Your instructions » Keep the pictures out of the copy and repeat the records exactly.

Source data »
= = =
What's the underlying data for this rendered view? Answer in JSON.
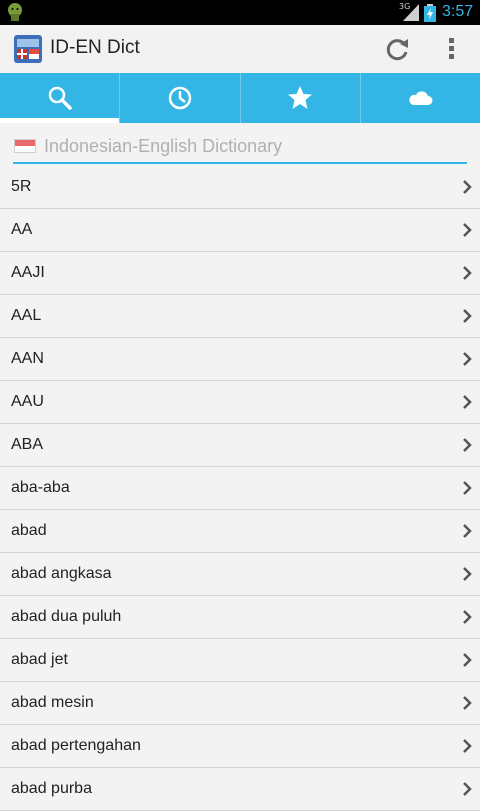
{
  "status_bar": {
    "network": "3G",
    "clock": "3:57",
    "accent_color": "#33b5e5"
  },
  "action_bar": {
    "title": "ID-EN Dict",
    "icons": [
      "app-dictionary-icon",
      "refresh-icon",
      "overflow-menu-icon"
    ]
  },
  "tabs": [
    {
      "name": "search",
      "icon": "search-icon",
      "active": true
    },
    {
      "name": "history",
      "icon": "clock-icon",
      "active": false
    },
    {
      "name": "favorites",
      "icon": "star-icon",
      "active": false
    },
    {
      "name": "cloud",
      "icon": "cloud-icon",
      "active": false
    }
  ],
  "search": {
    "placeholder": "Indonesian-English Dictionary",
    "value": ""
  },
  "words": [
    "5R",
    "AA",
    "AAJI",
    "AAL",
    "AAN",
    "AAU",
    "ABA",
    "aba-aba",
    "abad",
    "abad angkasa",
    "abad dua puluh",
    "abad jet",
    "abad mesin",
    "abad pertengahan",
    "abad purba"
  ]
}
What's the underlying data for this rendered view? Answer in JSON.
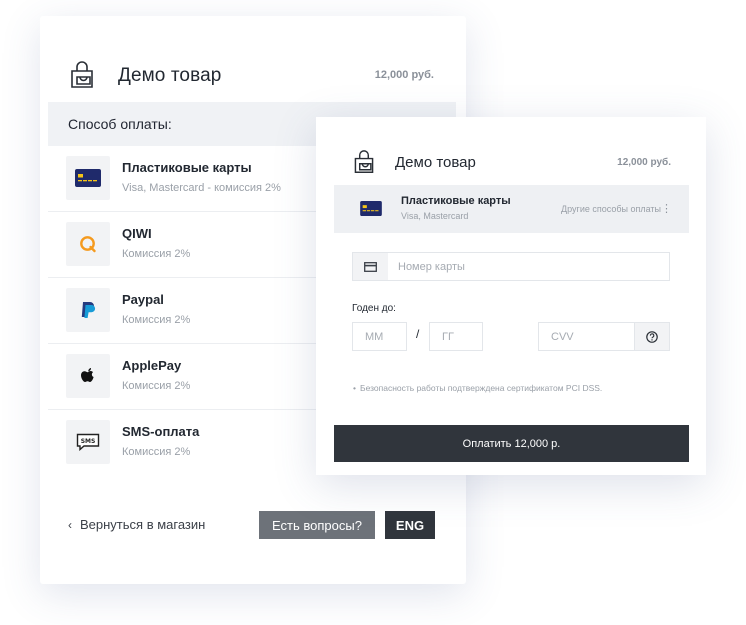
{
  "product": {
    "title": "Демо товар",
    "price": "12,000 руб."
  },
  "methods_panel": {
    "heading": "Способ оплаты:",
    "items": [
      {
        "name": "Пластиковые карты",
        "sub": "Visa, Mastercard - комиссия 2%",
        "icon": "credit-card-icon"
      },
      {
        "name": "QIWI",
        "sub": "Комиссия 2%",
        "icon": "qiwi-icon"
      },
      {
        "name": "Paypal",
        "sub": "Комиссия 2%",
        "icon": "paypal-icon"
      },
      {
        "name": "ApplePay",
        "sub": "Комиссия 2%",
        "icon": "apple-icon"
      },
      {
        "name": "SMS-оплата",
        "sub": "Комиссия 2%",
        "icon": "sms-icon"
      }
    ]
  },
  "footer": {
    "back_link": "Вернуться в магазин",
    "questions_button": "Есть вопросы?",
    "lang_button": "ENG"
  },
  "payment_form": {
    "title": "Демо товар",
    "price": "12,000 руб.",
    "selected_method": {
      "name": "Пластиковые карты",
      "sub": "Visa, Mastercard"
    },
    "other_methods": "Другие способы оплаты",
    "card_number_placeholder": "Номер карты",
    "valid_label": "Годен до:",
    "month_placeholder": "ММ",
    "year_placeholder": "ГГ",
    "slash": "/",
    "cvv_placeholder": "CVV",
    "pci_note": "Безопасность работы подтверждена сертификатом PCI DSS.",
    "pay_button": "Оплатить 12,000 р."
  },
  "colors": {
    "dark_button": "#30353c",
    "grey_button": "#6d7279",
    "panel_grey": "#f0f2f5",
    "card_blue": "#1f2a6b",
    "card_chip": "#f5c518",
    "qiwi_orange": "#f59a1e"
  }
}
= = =
Task output »
What's the underlying data for this rendered view? Answer in JSON.
{
  "status_bar": {
    "network": "3G",
    "clock": "3:57",
    "accent_color": "#33b5e5"
  },
  "action_bar": {
    "title": "ID-EN Dict",
    "icons": [
      "app-dictionary-icon",
      "refresh-icon",
      "overflow-menu-icon"
    ]
  },
  "tabs": [
    {
      "name": "search",
      "icon": "search-icon",
      "active": true
    },
    {
      "name": "history",
      "icon": "clock-icon",
      "active": false
    },
    {
      "name": "favorites",
      "icon": "star-icon",
      "active": false
    },
    {
      "name": "cloud",
      "icon": "cloud-icon",
      "active": false
    }
  ],
  "search": {
    "placeholder": "Indonesian-English Dictionary",
    "value": ""
  },
  "words": [
    "5R",
    "AA",
    "AAJI",
    "AAL",
    "AAN",
    "AAU",
    "ABA",
    "aba-aba",
    "abad",
    "abad angkasa",
    "abad dua puluh",
    "abad jet",
    "abad mesin",
    "abad pertengahan",
    "abad purba"
  ]
}
What's the underlying data for this rendered view? Answer in JSON.
{
  "product": {
    "title": "Демо товар",
    "price": "12,000 руб."
  },
  "methods_panel": {
    "heading": "Способ оплаты:",
    "items": [
      {
        "name": "Пластиковые карты",
        "sub": "Visa, Mastercard - комиссия 2%",
        "icon": "credit-card-icon"
      },
      {
        "name": "QIWI",
        "sub": "Комиссия 2%",
        "icon": "qiwi-icon"
      },
      {
        "name": "Paypal",
        "sub": "Комиссия 2%",
        "icon": "paypal-icon"
      },
      {
        "name": "ApplePay",
        "sub": "Комиссия 2%",
        "icon": "apple-icon"
      },
      {
        "name": "SMS-оплата",
        "sub": "Комиссия 2%",
        "icon": "sms-icon"
      }
    ]
  },
  "footer": {
    "back_link": "Вернуться в магазин",
    "questions_button": "Есть вопросы?",
    "lang_button": "ENG"
  },
  "payment_form": {
    "title": "Демо товар",
    "price": "12,000 руб.",
    "selected_method": {
      "name": "Пластиковые карты",
      "sub": "Visa, Mastercard"
    },
    "other_methods": "Другие способы оплаты",
    "card_number_placeholder": "Номер карты",
    "valid_label": "Годен до:",
    "month_placeholder": "ММ",
    "year_placeholder": "ГГ",
    "slash": "/",
    "cvv_placeholder": "CVV",
    "pci_note": "Безопасность работы подтверждена сертификатом PCI DSS.",
    "pay_button": "Оплатить 12,000 р."
  },
  "colors": {
    "dark_button": "#30353c",
    "grey_button": "#6d7279",
    "panel_grey": "#f0f2f5",
    "card_blue": "#1f2a6b",
    "card_chip": "#f5c518",
    "qiwi_orange": "#f59a1e"
  }
}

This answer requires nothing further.